If you go to a local organic foods market, you’ll find some bottles of the greenish variety of extra virgin olive oil. Marano says that alone is not enough. Look for the date stamped on the label. Olives are harvested and made into the best extra virgin olive oil around the end of the year/New Year’s holidays. The oil is at its best within one year of harvesting (even though manufacturers say it’s good for two years). Keep it in a cool, dark place. Never decant it—that oxidizes the oil. And keep the cap on the container
How do you know if it’s the real thing? That’s easy. The good stuff is called “one cough” or “two-cough” oil. “Two-cough” is better. According to Gary Beauchamp, director of the Monelli Chemical Senses Center in Philadelphia, extra-virgin olive oil that makes us cough is fresh, unfiltered, and unadulterated. It contains oleocanthal, a natural anti-inflammatory agent. Why don’t we cough our way through our salads? It’s because we don’t get that much olive oil in a single bite. But it’s also rare that we get the good oil either at home or in a restaurant. And even if it started out good, it’s probably already more than a year old.

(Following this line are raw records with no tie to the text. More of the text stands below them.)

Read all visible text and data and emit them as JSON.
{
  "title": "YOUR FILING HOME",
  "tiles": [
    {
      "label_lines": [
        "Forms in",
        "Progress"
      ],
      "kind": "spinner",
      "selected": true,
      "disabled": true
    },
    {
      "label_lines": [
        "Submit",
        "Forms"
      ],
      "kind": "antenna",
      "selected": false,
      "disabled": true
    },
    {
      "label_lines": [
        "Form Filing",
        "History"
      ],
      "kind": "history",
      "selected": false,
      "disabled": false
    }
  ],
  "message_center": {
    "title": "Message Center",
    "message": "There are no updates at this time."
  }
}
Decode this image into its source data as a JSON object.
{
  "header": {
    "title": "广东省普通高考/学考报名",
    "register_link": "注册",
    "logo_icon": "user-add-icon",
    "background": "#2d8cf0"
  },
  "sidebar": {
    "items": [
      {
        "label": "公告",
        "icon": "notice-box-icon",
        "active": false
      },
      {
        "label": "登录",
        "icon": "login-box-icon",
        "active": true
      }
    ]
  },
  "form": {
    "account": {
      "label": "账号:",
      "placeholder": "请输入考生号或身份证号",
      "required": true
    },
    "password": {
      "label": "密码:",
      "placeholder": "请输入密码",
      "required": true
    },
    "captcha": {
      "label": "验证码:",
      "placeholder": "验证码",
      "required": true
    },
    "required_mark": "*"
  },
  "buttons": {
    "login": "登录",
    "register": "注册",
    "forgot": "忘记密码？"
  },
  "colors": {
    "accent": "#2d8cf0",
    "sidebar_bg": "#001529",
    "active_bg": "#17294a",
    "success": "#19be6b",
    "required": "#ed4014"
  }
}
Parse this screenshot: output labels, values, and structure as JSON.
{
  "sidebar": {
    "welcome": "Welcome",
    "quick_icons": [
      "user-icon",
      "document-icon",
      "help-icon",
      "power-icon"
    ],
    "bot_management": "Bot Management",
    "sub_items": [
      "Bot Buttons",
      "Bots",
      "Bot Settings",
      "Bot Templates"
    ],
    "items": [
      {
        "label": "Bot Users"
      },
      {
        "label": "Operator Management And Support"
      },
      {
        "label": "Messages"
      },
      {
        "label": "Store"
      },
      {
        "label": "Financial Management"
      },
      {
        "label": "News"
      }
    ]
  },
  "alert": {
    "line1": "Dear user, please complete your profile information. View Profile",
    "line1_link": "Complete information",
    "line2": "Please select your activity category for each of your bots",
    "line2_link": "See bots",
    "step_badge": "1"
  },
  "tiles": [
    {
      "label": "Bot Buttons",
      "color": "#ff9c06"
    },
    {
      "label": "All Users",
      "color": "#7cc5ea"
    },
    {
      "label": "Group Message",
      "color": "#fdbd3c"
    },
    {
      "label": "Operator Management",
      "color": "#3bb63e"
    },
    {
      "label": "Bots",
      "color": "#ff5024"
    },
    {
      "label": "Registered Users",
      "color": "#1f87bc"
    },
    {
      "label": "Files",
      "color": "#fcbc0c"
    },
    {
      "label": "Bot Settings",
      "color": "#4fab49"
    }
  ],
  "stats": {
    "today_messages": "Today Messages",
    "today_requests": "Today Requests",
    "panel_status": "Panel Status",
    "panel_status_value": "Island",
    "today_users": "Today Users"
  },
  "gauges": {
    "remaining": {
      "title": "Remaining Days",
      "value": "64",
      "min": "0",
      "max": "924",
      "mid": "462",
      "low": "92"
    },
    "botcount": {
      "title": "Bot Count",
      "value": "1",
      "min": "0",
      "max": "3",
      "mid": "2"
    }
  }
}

Coughing is the sign that the back of the throat has been irritated—and in this case, that’s good. That quality, as Beauchamp and his colleagues reported in Nature, is what may protect the body against rheumatoid arthritis, stroke, heart disease, and possibly against the inroads of Alzheimer’s disease.
Test it out. Buy a bottle of the good extra-virgin olive oil from Italy—the kind with the date stamped on the back. If it’s already a year old, put it back and look for a younger oil.
If you cough after you take a swallow (about a tablespoon of oil), you’ll know it’s got what you’re looking for. If not, return it. Try another kind. Good extra-virgin olive oil is not cheap. But as an investment in your future, it’s worth it.
Carol Marleigh Kline is a wellness coach and author of Streetwise Spirituality: 28 Days to Inner Fitness and Everyday Enlightenment. She can be reached at firstname.lastname@example.org. See also www.arcadiawellnesspartners.org.
Photo courtasy Flickr.